June 3, 2022 | UHCL Staff
Bethany Morgan knew she wanted to be in a "helping" profession, and considered occupational therapy or school counseling, but finally decided on the mental health care profession, ultimately choosing to work with trauma patients to help them see that they need not remain "stuck" or feel they can't heal and move forward from their painful life experiences.
When she moved to Galveston and found out that University of Houston-Clear Lake had a program accredited by the Council for the Accreditation of Counseling and Related Educational Programs, she knew she was in the right place.
"Taking courses in a program with the CACREP accreditation was a differentiator for me," she said. "It meant I could leave the program better prepared than if I went to a university without this accreditation. I was looking for a high-quality program and having it makes a difference in getting internships and employers find candidates who come from a program like this more appealing."
She received her Master of Science in Clinical Mental Health Counseling from UH-Clear Lake in 2018.
"Another factor that made it all work for me was that the program was flexible," she said. "It was six hours of classes, but just one day a week. I was pregnant and did not have to take any time off when my son was born. I was able to be present with him when he was little, while still pursuing what I wanted."
She said she knew other students were holding down full-time jobs while in the program, and were also managing well. "I just missed one day of school the entire time," she said. "My professors were always willing to work with me. Most importantly, I got the training I needed."
Because UHCL's Clinical Mental Health Counseling program has the CACREP accreditation, Morgan said expectations were a bit higher. "I had to commit to an extra year, but I know I had a higher quality education," she said. "The certification I have is the gold standard in counseling programs."
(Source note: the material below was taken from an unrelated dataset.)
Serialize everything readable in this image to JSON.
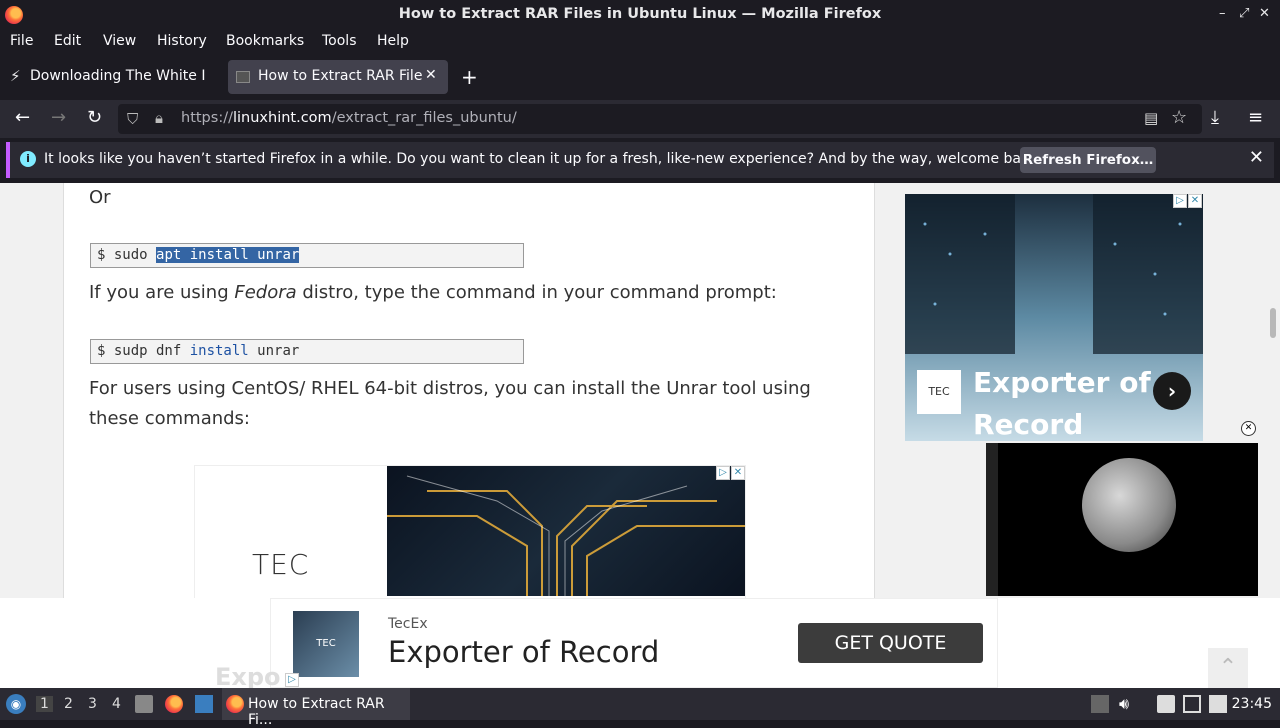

She added that with this certification, she can transfer to any state in the future and continue working. "This certification says the program I completed meets nationwide requirements, she said.
Morgan said she chose trauma as her career path after interning at the Montgomery County Women's Shelter, where she worked with women who were sexual and domestic abuse survivors.
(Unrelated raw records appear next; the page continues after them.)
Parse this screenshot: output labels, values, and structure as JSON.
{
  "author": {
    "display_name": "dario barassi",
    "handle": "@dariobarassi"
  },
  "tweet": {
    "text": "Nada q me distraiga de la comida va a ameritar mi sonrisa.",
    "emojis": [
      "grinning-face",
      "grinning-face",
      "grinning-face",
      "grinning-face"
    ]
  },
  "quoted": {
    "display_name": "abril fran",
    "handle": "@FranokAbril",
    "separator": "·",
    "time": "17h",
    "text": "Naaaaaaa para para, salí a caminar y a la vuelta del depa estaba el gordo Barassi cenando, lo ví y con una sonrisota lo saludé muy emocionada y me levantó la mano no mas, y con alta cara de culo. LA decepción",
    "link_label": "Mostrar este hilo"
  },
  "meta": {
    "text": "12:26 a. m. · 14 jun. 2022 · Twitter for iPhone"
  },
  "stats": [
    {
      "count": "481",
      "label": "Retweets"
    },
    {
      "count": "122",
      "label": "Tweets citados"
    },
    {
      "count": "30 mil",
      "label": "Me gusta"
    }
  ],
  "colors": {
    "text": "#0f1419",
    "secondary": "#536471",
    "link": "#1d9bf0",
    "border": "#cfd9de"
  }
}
"With trauma, you either decide this is what you want to do, or it's not what you want to do," she said. "It's important for me because I'm passionate about it, and not many people are trained in trauma. People go into counseling and try to heal, but sometimes the therapist just isn't trained to respond in a trauma-informed way."
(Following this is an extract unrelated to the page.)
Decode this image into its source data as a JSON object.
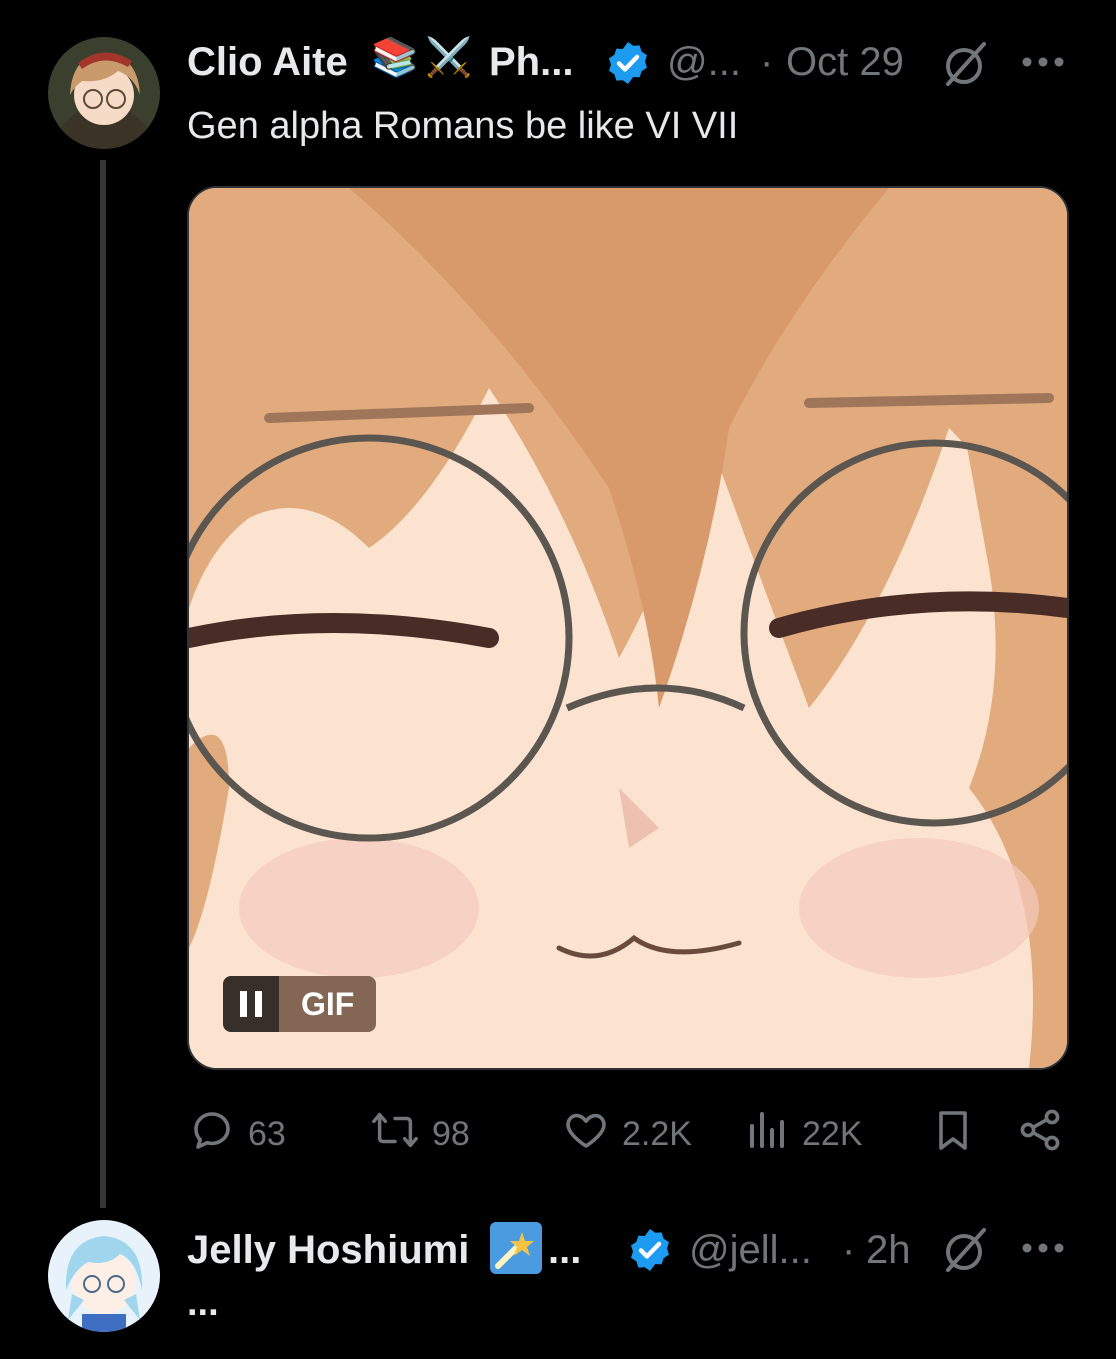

Morgan, who resides in Tyler, said that is one reason why she is happy to be working where she is. "I own a practice called Counseling Nook for Trauma and Dissociation," she said. "There aren't very many mental health services here. I am Spanish bilingual and I do exclusively telehealth, so I can help anyone, anywhere. I want people to know there is life beyond trauma. It can be all consuming and affect daily life, but it's possible to become free of it."
For anyone considering going back to school while pregnant or with small children, Morgan said she thought it would be difficult, but it turned out to be manageable. "I have a profession that is my own, and I have a lot of flexibility in my career so I can work and have my family," she said. "I have seen the other side of trauma and I've experienced things I never thought I'd get over. I think I can help people who feel they can't heal. I don't want people to think they will always need therapy. My goal is to work myself out of a job."
For more information about UHCL's Counseling programs, go online.